• Available records:
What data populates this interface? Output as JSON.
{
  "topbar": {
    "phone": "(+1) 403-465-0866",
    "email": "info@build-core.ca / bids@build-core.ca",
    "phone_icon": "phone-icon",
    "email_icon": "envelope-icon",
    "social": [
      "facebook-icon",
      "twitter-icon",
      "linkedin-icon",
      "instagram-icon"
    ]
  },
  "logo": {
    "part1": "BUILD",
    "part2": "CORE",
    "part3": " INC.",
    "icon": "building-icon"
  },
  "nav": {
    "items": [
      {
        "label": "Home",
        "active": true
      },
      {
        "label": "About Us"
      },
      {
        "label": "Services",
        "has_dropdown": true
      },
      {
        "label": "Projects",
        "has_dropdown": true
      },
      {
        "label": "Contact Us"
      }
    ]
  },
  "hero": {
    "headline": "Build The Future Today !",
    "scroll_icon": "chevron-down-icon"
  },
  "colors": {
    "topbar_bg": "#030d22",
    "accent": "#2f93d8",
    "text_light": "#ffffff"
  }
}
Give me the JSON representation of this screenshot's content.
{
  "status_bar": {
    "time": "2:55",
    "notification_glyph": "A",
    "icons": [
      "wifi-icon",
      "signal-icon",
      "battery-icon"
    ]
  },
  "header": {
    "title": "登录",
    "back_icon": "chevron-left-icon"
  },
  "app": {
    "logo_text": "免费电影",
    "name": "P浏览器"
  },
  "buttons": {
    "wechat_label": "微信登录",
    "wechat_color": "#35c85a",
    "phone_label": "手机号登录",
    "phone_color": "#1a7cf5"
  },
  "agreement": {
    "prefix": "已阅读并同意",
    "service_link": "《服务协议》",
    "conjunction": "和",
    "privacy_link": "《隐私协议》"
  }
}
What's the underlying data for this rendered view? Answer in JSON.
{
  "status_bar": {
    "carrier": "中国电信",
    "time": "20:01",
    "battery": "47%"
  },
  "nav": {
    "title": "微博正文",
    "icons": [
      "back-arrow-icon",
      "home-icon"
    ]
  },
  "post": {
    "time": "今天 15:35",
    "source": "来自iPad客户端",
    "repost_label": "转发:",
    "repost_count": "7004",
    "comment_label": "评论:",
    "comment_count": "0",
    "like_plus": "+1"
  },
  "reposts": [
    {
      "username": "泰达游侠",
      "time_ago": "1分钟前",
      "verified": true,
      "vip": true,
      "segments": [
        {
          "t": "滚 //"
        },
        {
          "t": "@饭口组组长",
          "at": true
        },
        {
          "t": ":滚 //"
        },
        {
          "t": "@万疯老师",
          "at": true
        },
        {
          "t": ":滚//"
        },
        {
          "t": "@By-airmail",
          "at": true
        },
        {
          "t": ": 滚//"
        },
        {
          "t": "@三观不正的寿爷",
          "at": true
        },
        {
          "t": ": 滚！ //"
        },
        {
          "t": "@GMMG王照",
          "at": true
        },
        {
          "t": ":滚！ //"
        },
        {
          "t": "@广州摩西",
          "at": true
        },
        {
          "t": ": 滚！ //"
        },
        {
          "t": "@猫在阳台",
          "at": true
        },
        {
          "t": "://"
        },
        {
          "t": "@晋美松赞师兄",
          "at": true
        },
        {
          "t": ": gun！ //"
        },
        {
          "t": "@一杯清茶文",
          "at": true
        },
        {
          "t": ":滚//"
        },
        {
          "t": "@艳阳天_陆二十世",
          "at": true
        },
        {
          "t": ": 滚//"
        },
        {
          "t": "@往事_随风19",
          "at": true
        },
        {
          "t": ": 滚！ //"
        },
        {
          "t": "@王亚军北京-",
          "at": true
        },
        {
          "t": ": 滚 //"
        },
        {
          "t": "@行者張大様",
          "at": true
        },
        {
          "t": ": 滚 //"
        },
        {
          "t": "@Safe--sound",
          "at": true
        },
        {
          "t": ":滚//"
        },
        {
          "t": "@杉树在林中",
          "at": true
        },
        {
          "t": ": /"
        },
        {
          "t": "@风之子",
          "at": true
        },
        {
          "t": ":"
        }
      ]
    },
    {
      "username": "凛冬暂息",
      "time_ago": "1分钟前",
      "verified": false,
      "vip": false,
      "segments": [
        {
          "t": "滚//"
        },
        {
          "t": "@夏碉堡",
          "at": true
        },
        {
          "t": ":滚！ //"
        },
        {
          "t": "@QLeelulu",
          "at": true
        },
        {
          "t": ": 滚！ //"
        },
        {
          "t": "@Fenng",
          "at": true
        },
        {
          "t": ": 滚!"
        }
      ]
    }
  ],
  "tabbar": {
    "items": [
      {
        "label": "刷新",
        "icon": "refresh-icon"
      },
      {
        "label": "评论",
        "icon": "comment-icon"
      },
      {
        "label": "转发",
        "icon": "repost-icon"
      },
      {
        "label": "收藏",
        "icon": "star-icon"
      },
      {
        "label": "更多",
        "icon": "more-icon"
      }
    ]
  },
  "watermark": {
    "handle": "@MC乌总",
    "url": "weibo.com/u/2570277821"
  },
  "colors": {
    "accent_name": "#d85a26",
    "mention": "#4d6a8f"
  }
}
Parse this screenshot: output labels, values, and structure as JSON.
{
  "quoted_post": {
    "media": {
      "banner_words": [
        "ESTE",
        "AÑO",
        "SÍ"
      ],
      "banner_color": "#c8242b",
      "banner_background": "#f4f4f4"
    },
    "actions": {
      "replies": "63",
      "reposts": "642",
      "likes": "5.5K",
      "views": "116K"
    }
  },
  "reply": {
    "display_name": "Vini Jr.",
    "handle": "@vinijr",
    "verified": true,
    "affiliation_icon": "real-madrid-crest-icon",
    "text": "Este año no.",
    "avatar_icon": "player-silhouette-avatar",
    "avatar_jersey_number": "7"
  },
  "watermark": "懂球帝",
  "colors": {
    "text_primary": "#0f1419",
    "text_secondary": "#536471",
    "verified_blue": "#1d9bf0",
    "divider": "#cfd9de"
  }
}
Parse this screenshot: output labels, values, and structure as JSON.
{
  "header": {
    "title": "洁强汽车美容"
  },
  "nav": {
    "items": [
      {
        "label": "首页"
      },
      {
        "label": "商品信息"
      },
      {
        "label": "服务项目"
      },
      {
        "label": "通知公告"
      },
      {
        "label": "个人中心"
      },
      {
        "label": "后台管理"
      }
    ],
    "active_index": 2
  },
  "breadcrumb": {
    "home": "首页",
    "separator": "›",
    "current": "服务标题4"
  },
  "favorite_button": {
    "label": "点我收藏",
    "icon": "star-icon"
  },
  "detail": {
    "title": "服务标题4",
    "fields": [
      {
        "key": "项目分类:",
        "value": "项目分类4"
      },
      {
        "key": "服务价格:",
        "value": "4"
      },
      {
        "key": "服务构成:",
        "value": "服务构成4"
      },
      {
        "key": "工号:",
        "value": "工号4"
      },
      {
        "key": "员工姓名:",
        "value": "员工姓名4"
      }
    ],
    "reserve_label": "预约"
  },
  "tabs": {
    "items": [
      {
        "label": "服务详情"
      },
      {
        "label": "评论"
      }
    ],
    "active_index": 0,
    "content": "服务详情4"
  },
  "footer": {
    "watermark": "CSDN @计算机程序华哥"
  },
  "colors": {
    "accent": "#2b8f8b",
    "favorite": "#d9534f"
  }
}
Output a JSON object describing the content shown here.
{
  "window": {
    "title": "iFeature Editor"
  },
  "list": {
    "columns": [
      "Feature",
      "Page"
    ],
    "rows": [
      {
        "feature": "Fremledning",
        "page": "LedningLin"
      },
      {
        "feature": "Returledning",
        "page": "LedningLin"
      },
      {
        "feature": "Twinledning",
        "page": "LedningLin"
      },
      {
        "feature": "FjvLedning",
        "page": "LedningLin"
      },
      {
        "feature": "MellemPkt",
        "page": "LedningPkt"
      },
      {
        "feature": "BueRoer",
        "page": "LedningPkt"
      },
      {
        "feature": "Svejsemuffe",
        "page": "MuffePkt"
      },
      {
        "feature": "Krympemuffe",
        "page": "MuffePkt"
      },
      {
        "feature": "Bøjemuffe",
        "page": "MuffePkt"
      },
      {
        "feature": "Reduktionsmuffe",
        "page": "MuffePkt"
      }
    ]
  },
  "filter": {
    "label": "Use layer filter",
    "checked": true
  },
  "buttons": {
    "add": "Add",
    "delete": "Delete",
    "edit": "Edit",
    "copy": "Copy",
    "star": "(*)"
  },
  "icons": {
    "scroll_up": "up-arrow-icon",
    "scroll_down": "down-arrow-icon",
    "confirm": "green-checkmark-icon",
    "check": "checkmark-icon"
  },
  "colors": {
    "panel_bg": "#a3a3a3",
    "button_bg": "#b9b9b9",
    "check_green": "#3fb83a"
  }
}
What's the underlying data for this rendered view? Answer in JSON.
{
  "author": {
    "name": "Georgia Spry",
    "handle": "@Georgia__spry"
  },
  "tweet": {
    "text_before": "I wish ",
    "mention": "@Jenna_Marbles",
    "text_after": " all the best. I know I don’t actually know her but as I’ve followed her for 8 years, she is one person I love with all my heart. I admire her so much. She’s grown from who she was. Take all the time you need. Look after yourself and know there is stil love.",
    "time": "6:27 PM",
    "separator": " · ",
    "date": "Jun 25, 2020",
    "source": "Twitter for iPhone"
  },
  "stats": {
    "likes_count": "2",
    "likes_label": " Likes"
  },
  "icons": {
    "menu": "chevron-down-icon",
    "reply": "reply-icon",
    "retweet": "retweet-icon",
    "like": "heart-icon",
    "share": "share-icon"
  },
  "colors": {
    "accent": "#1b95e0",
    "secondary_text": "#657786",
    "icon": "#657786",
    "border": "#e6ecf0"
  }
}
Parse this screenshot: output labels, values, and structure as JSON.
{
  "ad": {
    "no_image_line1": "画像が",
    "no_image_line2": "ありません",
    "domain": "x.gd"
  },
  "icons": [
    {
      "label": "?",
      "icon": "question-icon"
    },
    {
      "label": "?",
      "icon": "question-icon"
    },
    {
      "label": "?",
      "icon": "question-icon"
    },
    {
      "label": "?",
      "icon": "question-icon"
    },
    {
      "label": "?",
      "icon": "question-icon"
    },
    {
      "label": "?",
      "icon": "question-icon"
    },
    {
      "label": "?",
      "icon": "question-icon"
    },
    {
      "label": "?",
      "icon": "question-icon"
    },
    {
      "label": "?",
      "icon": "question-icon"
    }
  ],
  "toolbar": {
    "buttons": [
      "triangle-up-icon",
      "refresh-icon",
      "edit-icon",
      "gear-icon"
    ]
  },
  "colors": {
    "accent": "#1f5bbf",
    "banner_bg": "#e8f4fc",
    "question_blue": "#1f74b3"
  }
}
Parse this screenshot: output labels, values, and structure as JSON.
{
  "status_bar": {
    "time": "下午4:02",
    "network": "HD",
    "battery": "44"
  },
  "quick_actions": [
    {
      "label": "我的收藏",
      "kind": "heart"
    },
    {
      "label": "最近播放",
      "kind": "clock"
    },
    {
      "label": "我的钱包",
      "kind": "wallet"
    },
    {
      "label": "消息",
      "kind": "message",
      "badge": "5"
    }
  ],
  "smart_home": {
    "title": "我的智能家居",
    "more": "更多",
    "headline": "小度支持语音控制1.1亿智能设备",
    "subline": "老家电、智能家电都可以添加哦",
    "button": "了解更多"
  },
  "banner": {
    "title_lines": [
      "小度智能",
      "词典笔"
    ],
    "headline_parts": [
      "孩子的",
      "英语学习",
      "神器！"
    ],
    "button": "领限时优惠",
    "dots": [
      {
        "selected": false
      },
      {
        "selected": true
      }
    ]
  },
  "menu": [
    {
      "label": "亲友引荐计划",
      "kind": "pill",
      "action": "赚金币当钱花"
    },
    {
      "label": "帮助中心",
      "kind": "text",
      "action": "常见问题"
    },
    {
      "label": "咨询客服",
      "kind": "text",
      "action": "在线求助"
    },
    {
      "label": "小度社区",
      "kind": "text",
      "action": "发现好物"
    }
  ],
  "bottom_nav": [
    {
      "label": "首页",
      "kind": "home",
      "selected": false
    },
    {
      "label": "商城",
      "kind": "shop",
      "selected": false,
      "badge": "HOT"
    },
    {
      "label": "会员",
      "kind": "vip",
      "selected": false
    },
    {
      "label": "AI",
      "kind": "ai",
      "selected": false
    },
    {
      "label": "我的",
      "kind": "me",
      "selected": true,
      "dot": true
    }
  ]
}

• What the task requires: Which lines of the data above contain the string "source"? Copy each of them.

• Result:
    "source": "来自iPad客户端",
    "source": "Twitter for iPhone"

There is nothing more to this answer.